AS you open this book you will probably ask, "What is a golden deed?"
Let me tell you. It is the doing of something for somebody else doing it without thought of self, without thought of reward, fearlessly, heroically, and because it is a duty.
Such a deed is possible to you, to me, to everybody. It is frequently performed without forethought or definite intention. It is the spontaneous manifestation of nobility, somewhere, of mind or heart. It may consist merely in the doing of some kind and helpful service at home or at school. It may be an unexpected test of heroism a warning of danger, a saving of somebody's life. It may be an act of benevolence, or a series of such acts, world-wide in application and results.
This little volume is only a book of samples. Here are specimens of golden deeds of various kinds and of different degrees of merit, ranging from the unpremeditated saving of a railroad train to the great humanitarian movement which carries blessings to all mankind. To attempt to tell of every such deed, or of every one that is eminently worthy, would fill a multitude of books.
The, examples which I have chosen are such only as have occurred on American soil, or have been performed by Americans, thus distinguishing the volume from Miss Charlotte Yonge's "Book of Golden Deeds," published for English readers fifty years ago. While some of these narratives may have the appearance of romance, yet they are all believed to be true, and in most cases the real name of the hero, or of the lover of humanity, is given.
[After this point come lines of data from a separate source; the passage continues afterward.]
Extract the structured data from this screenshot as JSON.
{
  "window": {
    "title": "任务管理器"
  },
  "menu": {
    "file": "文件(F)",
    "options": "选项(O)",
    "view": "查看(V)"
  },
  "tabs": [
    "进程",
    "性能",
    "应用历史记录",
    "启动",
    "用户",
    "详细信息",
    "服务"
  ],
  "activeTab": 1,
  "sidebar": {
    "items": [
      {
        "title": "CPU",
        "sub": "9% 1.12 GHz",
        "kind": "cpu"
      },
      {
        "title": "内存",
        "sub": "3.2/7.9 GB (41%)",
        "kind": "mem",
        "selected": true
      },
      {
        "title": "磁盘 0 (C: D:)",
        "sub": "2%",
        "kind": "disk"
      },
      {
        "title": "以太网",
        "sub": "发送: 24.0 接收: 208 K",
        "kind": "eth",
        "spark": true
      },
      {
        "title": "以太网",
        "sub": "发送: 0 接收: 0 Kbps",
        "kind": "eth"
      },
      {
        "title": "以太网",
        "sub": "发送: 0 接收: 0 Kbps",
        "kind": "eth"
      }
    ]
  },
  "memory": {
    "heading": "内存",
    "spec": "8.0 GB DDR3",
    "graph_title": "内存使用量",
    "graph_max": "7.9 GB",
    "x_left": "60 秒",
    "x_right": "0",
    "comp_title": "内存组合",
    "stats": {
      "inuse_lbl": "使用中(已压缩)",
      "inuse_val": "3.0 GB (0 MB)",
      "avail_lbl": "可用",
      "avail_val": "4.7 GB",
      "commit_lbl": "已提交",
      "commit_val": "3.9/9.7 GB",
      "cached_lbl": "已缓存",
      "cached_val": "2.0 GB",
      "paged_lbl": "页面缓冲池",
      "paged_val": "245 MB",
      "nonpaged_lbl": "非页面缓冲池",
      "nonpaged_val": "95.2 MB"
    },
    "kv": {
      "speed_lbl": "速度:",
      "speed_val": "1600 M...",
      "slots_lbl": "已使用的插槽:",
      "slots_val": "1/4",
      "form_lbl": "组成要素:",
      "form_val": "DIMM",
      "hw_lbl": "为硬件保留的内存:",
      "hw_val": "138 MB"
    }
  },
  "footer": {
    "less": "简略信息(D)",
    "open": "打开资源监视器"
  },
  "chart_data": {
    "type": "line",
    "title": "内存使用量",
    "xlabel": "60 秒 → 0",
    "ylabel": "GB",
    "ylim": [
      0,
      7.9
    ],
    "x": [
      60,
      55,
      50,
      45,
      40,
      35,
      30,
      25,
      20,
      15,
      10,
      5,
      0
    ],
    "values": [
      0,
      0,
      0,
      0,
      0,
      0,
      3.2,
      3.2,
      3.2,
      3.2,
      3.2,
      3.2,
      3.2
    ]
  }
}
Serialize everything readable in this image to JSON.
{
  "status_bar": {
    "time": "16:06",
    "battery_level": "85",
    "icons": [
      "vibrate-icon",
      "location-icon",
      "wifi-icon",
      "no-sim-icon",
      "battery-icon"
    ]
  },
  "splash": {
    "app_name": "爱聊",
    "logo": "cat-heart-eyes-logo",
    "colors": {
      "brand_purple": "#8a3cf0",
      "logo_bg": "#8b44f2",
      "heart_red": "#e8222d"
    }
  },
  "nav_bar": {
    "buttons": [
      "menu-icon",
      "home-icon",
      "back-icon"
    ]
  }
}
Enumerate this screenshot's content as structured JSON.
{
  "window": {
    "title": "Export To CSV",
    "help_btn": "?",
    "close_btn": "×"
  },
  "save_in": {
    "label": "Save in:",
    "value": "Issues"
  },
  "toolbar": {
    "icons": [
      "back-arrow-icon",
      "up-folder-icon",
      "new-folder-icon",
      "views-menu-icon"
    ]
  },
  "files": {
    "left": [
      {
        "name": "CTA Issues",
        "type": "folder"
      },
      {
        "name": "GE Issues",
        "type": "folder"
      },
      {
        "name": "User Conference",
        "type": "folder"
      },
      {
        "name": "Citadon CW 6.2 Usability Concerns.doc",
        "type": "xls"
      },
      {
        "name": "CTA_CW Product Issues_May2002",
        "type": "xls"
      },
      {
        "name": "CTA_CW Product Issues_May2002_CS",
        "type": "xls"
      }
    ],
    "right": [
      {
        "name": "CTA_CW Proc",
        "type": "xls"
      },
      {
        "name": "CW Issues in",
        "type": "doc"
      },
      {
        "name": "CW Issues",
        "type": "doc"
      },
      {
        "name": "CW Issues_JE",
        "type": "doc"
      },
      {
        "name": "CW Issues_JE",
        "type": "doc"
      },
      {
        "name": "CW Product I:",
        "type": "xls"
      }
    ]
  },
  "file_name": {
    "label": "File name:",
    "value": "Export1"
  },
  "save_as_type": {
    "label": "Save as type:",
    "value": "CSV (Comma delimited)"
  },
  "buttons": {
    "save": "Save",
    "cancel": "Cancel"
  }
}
Instances of doing and daring have always a fascination for young people, and when to these is added the idea of a noble underlying motive the lessons taught by them cannot fail to be beneficial.